Turkey’s relations with the United States and the European Union are under significant strain, and they are likely to remain difficult ahead of Turkey’s parliamentary and presidential elections, scheduled for 2019. Ankara and Washington remain at loggerheads over the way forward in Syria; several EU member states have been calling for an end to the accession process; and Turkey’s domestic politics are raising further questions about Turkey’s place in the trans-Atlantic alliance.
Yet, there is much at stake: Turkey is facing threats from terrorism, struggling to manage 3.5 million Syrian refugees, and dealing with the aftermath of a failed coup. Europe and the United States have shared interests in addressing regional challenges with Turkey, especially as Russia seeks to expand its influence in the region. So how should the West handle this important but challenging ally?
The Brookings Institution has recently produced several publications on Turkey’s changing relations with the West, including the book “Turkey and the West: Fault Lines in a Troubled Alliance” (Brookings Institution Press, 2017) by Kemal Kirişci, “The West’s Turkey Conundrum” by Amanda Sloat, and “Germany and Turkey: The unavoidable partnership” by Stephen F. Szabo. Drawing on these publications’ conclusions, the Center on the United States and Europe (CUSE) hosted a panel discussion on Monday, March 26 on the future of Turkey’s relationship with the West. Kirişci, Sloat, and Szabo were joined by Eric Edelman, the Robert Hertog Distinguished Practitioner-in-Residence at John Hopkins School of Advanced International Studies (SAIS) and former U.S. ambassador to Turkey. Lisel Hintz, Assistant Professor of International Relations and European Studies at SAIS, moderated the discussion.
Following the discussion, panelists took questions from the audience.
Roger Hertog Distinguished Practitioner-in-Residence - Johns Hopkins School of Advanced International Studies
To subscribe or manage your subscriptions to our top event topic lists, please visit our event topics page.
[Kais Saied] ignored an online consultation for the public and even the consultative committees that wrote the first draft of the constitution, and put forward his own text in the end.

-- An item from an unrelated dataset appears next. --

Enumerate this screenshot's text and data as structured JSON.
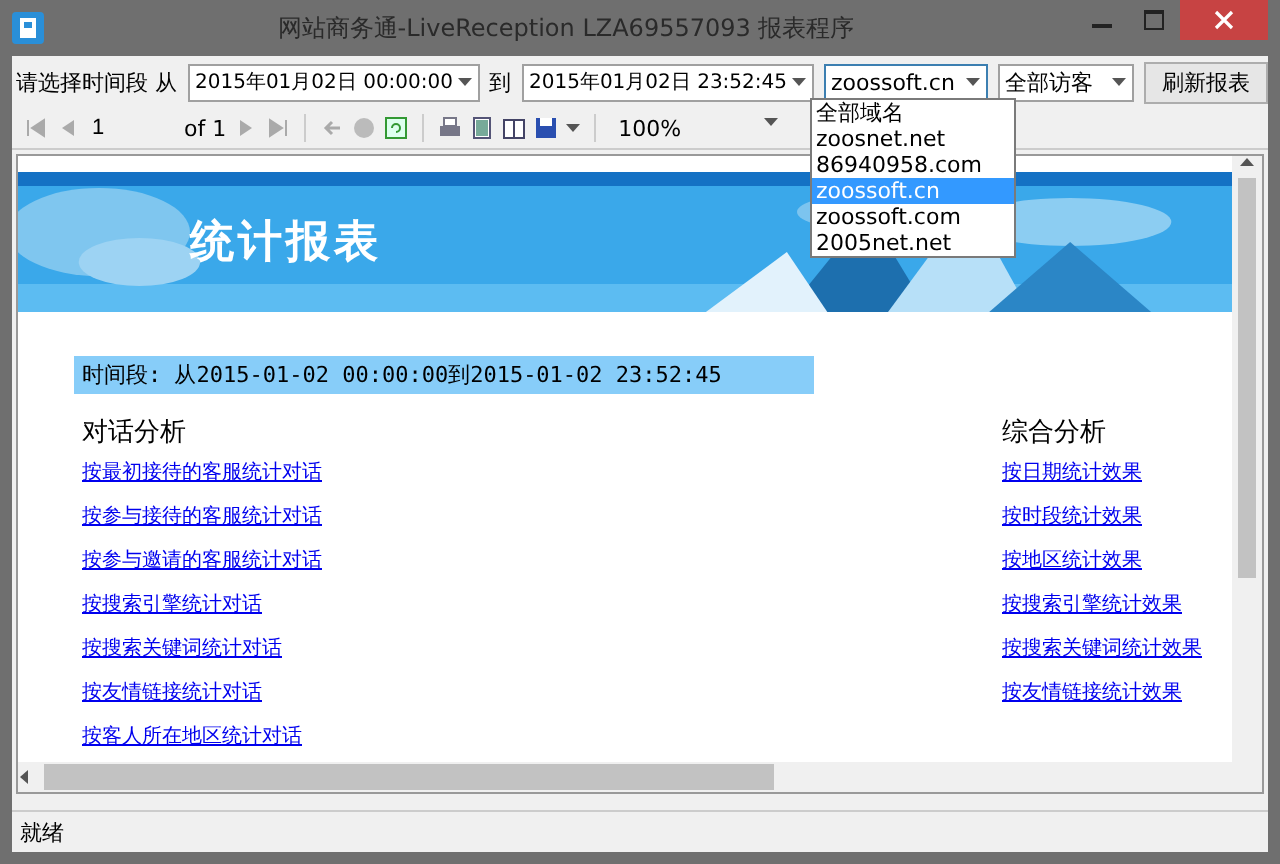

[Mr. Khan...ascended the political ranks with the support of the country’s powerful military so] his anti-establishment stance, in particular, is notable. It represents a departure for Khan, and also for his voter base. The P.T.I [Mr. Khan’s political party], has demonstrated that it has mobilized real support in the wake of the vote of no-confidence against Khan, while the ruling coalition has hemorrhaged support. The ruling coalition will have to fundamentally rethink its strategy and approach and perform well on economic indicators to have a shot at the next general election.